To communicate with Elliott, ABA Journal uses a variety of forms, including a program called Datatrax that manages the ad sales process from start to finish. ABA Journal also gets weekly reports from its six Elliott reps and hosts sales meetings twice per year. “Our expenses are significantly lower than when we had an ad sales and marketing staff,” says Adams. “They’ve also brought in advertisers of the sort we’re trying to get, like Intel and Ritz-Carlton.”
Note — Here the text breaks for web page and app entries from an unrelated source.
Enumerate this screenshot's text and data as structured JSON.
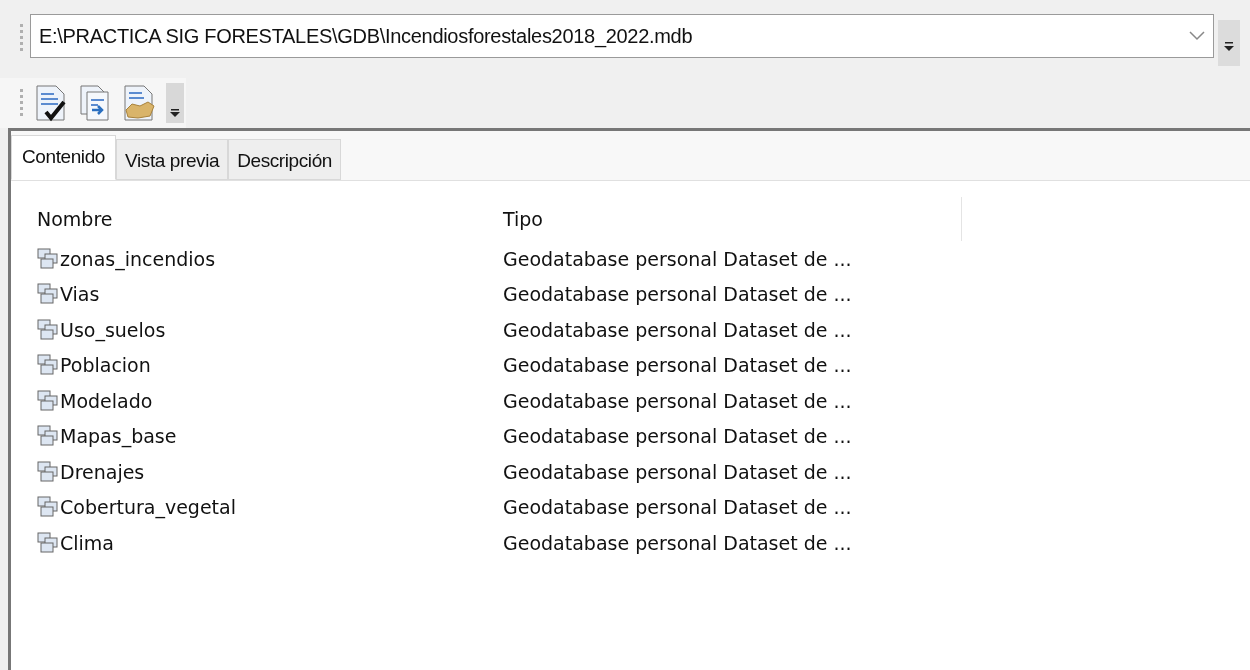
{
  "address_bar": {
    "value": "E:\\PRACTICA SIG FORESTALES\\GDB\\Incendiosforestales2018_2022.mdb"
  },
  "tabs": [
    {
      "label": "Contenido",
      "selected": true
    },
    {
      "label": "Vista previa",
      "selected": false
    },
    {
      "label": "Descripción",
      "selected": false
    }
  ],
  "table": {
    "columns": [
      "Nombre",
      "Tipo"
    ],
    "rows": [
      {
        "name": "zonas_incendios",
        "type": "Geodatabase personal Dataset de ..."
      },
      {
        "name": "Vias",
        "type": "Geodatabase personal Dataset de ..."
      },
      {
        "name": "Uso_suelos",
        "type": "Geodatabase personal Dataset de ..."
      },
      {
        "name": "Poblacion",
        "type": "Geodatabase personal Dataset de ..."
      },
      {
        "name": "Modelado",
        "type": "Geodatabase personal Dataset de ..."
      },
      {
        "name": "Mapas_base",
        "type": "Geodatabase personal Dataset de ..."
      },
      {
        "name": "Drenajes",
        "type": "Geodatabase personal Dataset de ..."
      },
      {
        "name": "Cobertura_vegetal",
        "type": "Geodatabase personal Dataset de ..."
      },
      {
        "name": "Clima",
        "type": "Geodatabase personal Dataset de ..."
      }
    ]
  }
}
Meanwhile, American School Board Journal recently tapped rep firm Fox Associates to handle its ad sales. Fox has set up an automated Call Report system that provides detailed information on a call-by-call basis. “We’re estimating that outsourcing this function will give us a full, nationwide sales force at about the same cost as salary, overhead, and expenses for one high-level, full-time staff salesperson,” says associate executive director and publisher Marilee C. Rist.
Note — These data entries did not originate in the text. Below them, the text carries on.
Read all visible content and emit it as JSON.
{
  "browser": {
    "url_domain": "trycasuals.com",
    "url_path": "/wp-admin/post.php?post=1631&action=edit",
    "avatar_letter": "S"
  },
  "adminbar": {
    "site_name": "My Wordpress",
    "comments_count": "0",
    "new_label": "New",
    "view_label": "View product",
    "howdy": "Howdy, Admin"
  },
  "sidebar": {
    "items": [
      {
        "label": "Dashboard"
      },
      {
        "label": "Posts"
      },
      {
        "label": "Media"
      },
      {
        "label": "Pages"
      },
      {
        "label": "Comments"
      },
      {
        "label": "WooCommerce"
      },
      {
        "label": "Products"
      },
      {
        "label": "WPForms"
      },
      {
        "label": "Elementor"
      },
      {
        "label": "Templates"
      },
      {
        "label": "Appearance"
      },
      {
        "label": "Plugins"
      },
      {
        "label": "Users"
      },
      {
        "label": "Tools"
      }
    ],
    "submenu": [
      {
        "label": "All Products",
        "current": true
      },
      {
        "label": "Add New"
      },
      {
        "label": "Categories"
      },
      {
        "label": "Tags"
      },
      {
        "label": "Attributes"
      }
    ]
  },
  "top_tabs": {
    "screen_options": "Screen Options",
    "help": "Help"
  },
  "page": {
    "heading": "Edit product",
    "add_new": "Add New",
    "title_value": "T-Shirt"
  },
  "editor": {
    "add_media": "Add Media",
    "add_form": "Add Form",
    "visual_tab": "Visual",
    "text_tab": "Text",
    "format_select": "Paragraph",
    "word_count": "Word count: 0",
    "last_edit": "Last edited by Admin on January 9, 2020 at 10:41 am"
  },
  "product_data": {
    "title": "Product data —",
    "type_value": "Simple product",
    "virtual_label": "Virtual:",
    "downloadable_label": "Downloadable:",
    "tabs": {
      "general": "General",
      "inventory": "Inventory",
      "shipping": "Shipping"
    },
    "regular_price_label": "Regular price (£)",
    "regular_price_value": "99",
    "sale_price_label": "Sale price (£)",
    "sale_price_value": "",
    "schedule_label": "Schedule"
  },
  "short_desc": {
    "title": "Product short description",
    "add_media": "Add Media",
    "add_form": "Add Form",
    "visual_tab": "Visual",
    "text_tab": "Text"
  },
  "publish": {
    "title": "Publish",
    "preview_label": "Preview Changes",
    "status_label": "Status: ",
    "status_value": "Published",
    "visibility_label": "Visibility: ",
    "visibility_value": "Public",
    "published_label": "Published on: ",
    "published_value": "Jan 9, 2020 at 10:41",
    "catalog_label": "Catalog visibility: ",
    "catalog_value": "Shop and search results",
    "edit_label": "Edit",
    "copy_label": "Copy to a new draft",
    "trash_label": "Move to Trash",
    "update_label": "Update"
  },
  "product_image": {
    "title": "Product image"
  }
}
A Process Checklist
Determining what the client wants is key. Bates Creative Group, which handles print design, has an established process for identifying the client’s concerns. “We talk very clearly with the prospect about our philosophy and process for redesign,” says president Debbie Bates-Schrott. “At the RFP stage, we ask questions to determine what services they will really need. Do they need editorial consulting and not just design, for example. If we do not feel that the client is a good fit, we can tell from these early discussions. This could be based on style of communication, budget, design and magazine philosophy and possibly schedule.”
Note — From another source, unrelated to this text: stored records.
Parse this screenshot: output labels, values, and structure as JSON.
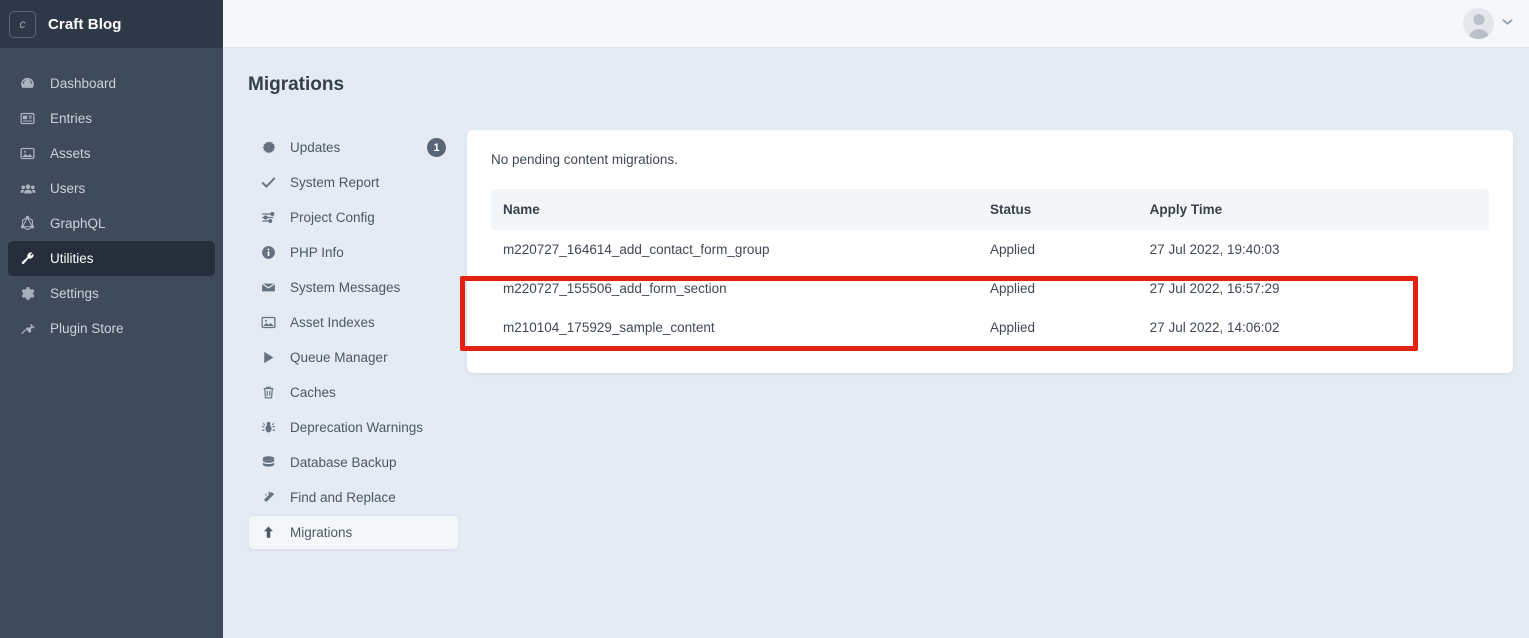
{
  "brand": {
    "mark": "c",
    "name": "Craft Blog"
  },
  "globalnav": {
    "items": [
      {
        "label": "Dashboard",
        "icon": "gauge-icon",
        "active": false
      },
      {
        "label": "Entries",
        "icon": "newspaper-icon",
        "active": false
      },
      {
        "label": "Assets",
        "icon": "image-icon",
        "active": false
      },
      {
        "label": "Users",
        "icon": "users-icon",
        "active": false
      },
      {
        "label": "GraphQL",
        "icon": "graphql-icon",
        "active": false
      },
      {
        "label": "Utilities",
        "icon": "wrench-icon",
        "active": true
      },
      {
        "label": "Settings",
        "icon": "gear-icon",
        "active": false
      },
      {
        "label": "Plugin Store",
        "icon": "plug-icon",
        "active": false
      }
    ]
  },
  "topbar": {
    "avatar": "user-avatar",
    "chevron": "⌄"
  },
  "page": {
    "title": "Migrations"
  },
  "subnav": {
    "items": [
      {
        "label": "Updates",
        "icon": "updates-badge-icon",
        "badge": "1",
        "active": false
      },
      {
        "label": "System Report",
        "icon": "check-icon",
        "badge": null,
        "active": false
      },
      {
        "label": "Project Config",
        "icon": "sliders-icon",
        "badge": null,
        "active": false
      },
      {
        "label": "PHP Info",
        "icon": "info-icon",
        "badge": null,
        "active": false
      },
      {
        "label": "System Messages",
        "icon": "envelope-icon",
        "badge": null,
        "active": false
      },
      {
        "label": "Asset Indexes",
        "icon": "image-icon",
        "badge": null,
        "active": false
      },
      {
        "label": "Queue Manager",
        "icon": "play-icon",
        "badge": null,
        "active": false
      },
      {
        "label": "Caches",
        "icon": "trash-icon",
        "badge": null,
        "active": false
      },
      {
        "label": "Deprecation Warnings",
        "icon": "bug-icon",
        "badge": null,
        "active": false
      },
      {
        "label": "Database Backup",
        "icon": "database-icon",
        "badge": null,
        "active": false
      },
      {
        "label": "Find and Replace",
        "icon": "magic-wand-icon",
        "badge": null,
        "active": false
      },
      {
        "label": "Migrations",
        "icon": "upload-arrow-icon",
        "badge": null,
        "active": true
      }
    ]
  },
  "main": {
    "notice": "No pending content migrations.",
    "table": {
      "headers": [
        "Name",
        "Status",
        "Apply Time"
      ],
      "rows": [
        {
          "name": "m220727_164614_add_contact_form_group",
          "status": "Applied",
          "apply_time": "27 Jul 2022, 19:40:03"
        },
        {
          "name": "m220727_155506_add_form_section",
          "status": "Applied",
          "apply_time": "27 Jul 2022, 16:57:29"
        },
        {
          "name": "m210104_175929_sample_content",
          "status": "Applied",
          "apply_time": "27 Jul 2022, 14:06:02"
        }
      ]
    }
  },
  "annotation": {
    "color": "#e0220f",
    "highlights_rows": [
      1,
      2
    ]
  }
}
The process includes:
• An in-person kick-off meeting. Bates sends a questionnaire ahead to the client to prepare. It covers things like target reader characteristics, defining the competition, editorial planning, etc. Bates also writes a creative brief which they use to measure everything against.
• The creative process is about six weeks (depending on client launch date). During this step Bates has at least three designers working and is critiquing as a group at least once a week.
• Presentation of three different design directions (Cover, TOC, Department, Column, Feature).
• Feedback provided by client with about two rounds of refinement.
• Once approved, Bates creates a style guide, templates and style sheets ready to use for the first new issue.
Lux Design originally looked to Bates for a redesign and after initial talks, decided to outsource production to them as well. “Based on the cost per issue, it was more cost-efficient to hire Bates than to hire someone in-house,” says Lux Design president and publisher Michael Solovy. “As our magazine grows, we’ll have to constantly re-evaluate the cost/value relationship.
Additionally, the talent-to cost-ratio was far beyond what we could have found in the Twin Cities.”
To coordinate the workflow, Bates provides an issue map and organized the FTP server to avoid confusion. Lux Design details any proof changes via e-mail and Word documents. “We set up some general guidelines and gave Bates creative freedom to execute,” says Solovy. “Because they are paid per page, they have a vested interest in making sure Lux Design grows as well.”